For almost a year I’ve been dealing with the aftermath of finding out that people I know hate me. I had to look in their eyes and see nothing but rage and disgust at my very existence. It’s been difficult in a way that few things have been, in a way I wasn’t able to articulate until recently.
I hate someone, too. The man who raped me. The fact that he exists, that he is out there, somewhere, carefree and happy and free while I’m burdened with everything he did to me… it fills me with fury. I am disgusted by him, by what I know he’s capable of doing. The fact that he can still suck air into his lungs and be filled with life makes me want to retch because I can barely stand the thought that I am utterly helpless to stop him from hurting other people.
I’ve done the one thing I can– I reported him to the police. Hopefully when he hurts another girl, another woman, if she decides to go to the police there will be a report there saying you’re not alone, he’s done this before, he deserves to go to prison, and we can send him there.
I hate him. The world would be a better place if he weren’t in it.
It was hard looking into someone else’s face and seeing that feeling there, directed at me. To see hatred for everything I am as a person, everything I represent, flickering at me in their eyes. Wishing for my disappearance, my non-existence. Not that they want me dead exactly– just to have never existed in the first place.
It’s a different sort of hard than the banality of hatred I encounter almost daily. Lots of people think I’m uppity, or selfish, or a liar, or stupid, or fat, or unattractive– and have told me so, as loudly as they can manage through a keyboard. There are people out there who love to pick me apart or whip up angry, pitchfork-toting mobs. While occasionally frightening, and certainly disruptive, mostly it’s simply a matter of time before I can set it aside and not let if affect me. I don’t have to pick up any of their labels and carry them around with me. If someone calls me stupid, the only reaction that calls for is laughter. If they call me a liar, well– I know I’m telling the truth, and that’s all that really matters.
But when someone you know reacts to your presence in the room with loathing it’s not possible to just set it aside. It’s not some ridiculous accusation hurled in your direction over the internet for you to ignore and delete.
If you’re a good, decent person, and someone looks at you like that, your automatic question is going to be what did I do? People typically have very good reasons for their hatred and disgust. I hate a rapist because of what he did to me, and what I’m afraid he’ll do to others. So, of course, the natural impulse will be to try to figure out what you could have possibly done to provoke that reaction.
When the answer is “you exist,” it’s devastating.
If you’re a good person, you want to try to fix whatever you’ve done, or change it. You want to undo whatever’s happened and earn their forgiveness– because irrational and bigoted loathing simply doesn’t make any emotional sense. You can objectively know that bigotry exists in the world and there’s not a whole lot you can do about it, individually, but then you encounter it in someone you care about and what you objectively know doesn’t matter as much as trying to do everything you can to make them stop hating you so much.

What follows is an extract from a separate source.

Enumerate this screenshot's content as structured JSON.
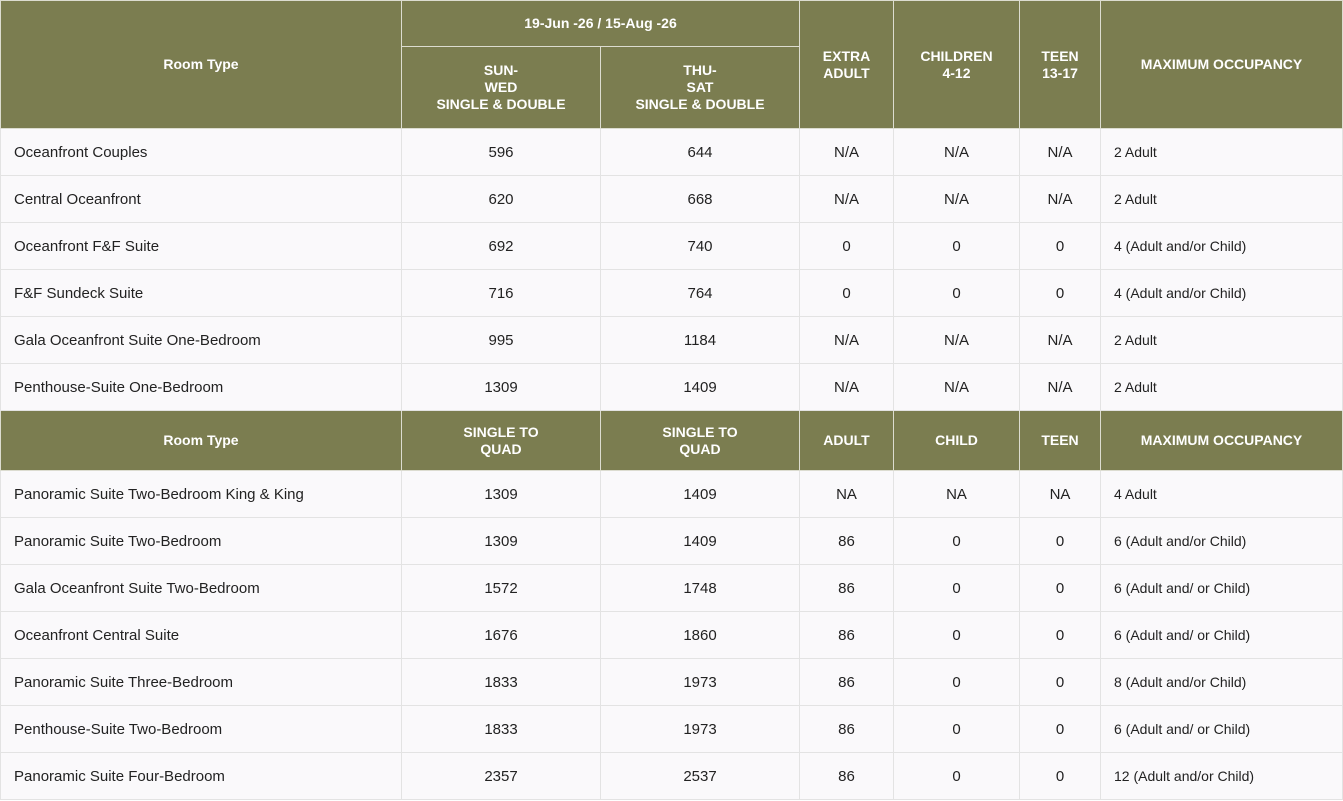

Queer people encounter this in our friends, our family, our churches, our communities. We can feel all the revulsion directed at us, and our reaction is so human. We want to fix it– and it’s not like we haven’t been told how. Lie to yourself, lie to us. Let us electrocute you. Take this mountain of shame and self-loathing and carry it on your back wherever you go. Never love anyone the way Christ loves the church or Jonathon loved David or Ruth loved Naomi. Deny every chance at romantic happiness. Never have a family.
Do it all alone, because we certainly won’t help you.
Many of us have tried. Many of us have died trying. I certainly tried for most of my life– and was somewhat good at it, too. Until the moment I realized that being queer makes me incandescently, buoyantly, happy. Until I met someone that didn’t force me to lie to him in order for us to be together– who finds as much joy in my queerness as I do. Until I discovered acceptance among my queer family in a way I’d never felt before. Until I discovered that I can feel pride in who I am and what I bring to the world as a queer person.
I had the chance to let my burden fall off my back and tumble away, and I will never go chasing it down. Not even if all the dishonesty and deceit and duplicity in the world could wipe away the disgust I see in their eyes. It’s just not worth it, however much their hatred hurts. I’m not going to stop existing to make anyone else more comfortable. I will not light myself on fire to keep you warm.
Love isn’t the thing that needs to change. Hate is.